6. Coco Ring Flash Adapter
To be clear, the Coco Ring Flash Adapter is not, in and of itself, a flash. Rather, it is a channeling device that attaches to the front of a standard speedlight, in this case a Nikon SB-900. When your speedlight fires, it pulls the light around the circle.
For shooters with a good handle on their manual exposure settings who want to spend as little as possible on a good quality ring light, the Neewer Close-up NW-14EXM does away with TTL function, forcing its users to expose their images manually.
The ability to adjust the intensity of the lamps on either side of the ring gives the Canon-specific YongNuo YN-14EX a unique bit of flexibility among its competition. Its pair of modeling lights take up too much of the ring itself, however.
The K&F Concept KF-150 works efficiently with Canon’s Rebel series of consumer-friendly DSLRs, syncing with those cameras’ program modes to deliver an automatic and accurate exposure. It also has its own overheat protection feature to maintain its durability.
Designed to be compatible with Nikon cameras, the Neewer Macro 14 EXT has a flash coverage stretching out 80? in either direction, with comprehensive manual controls in addition to the easy-to-use TTL functions that communicate with the camera’s auto exposure.

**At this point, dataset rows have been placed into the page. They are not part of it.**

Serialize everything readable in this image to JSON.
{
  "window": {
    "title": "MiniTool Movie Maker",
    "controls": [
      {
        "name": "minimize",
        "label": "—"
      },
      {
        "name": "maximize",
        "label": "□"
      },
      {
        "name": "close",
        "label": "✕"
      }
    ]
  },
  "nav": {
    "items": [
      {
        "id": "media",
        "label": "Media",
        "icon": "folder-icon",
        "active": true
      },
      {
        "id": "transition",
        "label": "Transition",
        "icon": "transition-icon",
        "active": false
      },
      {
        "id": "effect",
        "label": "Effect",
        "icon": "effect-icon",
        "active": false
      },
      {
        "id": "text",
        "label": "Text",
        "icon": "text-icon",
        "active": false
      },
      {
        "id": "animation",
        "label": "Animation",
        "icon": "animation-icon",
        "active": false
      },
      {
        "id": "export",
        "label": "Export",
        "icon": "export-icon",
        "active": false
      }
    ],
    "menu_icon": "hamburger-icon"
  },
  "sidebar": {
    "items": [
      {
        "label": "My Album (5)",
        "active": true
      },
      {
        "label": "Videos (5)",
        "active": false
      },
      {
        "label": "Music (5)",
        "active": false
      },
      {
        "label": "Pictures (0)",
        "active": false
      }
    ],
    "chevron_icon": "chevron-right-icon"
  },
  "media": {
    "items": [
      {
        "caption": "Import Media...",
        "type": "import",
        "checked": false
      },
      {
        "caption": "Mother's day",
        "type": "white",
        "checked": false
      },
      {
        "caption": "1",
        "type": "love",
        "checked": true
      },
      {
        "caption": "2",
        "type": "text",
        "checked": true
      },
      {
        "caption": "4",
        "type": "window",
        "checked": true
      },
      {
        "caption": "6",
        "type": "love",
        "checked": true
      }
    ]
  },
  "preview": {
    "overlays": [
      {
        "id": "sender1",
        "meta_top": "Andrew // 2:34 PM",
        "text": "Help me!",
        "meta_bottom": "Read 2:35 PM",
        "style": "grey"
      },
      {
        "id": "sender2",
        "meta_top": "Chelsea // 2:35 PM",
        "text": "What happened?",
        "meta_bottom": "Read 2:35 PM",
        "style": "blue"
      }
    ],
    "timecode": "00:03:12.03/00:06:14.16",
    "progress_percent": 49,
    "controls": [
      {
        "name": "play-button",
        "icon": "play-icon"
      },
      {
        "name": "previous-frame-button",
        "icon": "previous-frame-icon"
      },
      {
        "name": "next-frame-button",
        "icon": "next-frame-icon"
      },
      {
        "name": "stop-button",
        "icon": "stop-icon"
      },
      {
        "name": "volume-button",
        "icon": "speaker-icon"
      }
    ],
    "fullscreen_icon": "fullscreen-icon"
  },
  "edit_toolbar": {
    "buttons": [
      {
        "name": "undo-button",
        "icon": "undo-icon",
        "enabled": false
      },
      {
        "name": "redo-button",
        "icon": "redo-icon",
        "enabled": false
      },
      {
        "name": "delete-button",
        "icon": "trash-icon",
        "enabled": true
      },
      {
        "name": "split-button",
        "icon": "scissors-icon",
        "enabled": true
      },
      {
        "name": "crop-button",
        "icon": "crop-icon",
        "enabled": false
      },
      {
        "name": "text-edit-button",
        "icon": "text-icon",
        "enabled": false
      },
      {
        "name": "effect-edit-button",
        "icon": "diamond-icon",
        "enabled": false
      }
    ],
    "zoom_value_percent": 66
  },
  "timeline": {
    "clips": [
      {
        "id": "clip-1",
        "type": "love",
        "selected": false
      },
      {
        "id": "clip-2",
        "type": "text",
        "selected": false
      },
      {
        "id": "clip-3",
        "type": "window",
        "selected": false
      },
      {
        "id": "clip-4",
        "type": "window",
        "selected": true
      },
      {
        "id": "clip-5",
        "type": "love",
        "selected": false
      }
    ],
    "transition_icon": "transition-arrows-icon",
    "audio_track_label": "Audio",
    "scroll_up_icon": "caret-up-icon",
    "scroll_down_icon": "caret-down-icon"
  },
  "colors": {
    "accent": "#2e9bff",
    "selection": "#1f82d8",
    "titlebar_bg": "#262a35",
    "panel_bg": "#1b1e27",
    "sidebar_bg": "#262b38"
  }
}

The Canon MR-14EX II is the company’s flagship macro ring, designed to seamlessly integrate with Canon’s E-TTL system. It also features two LED focusing lights for easy exposure previewing at a minimal cost to the overall battery life.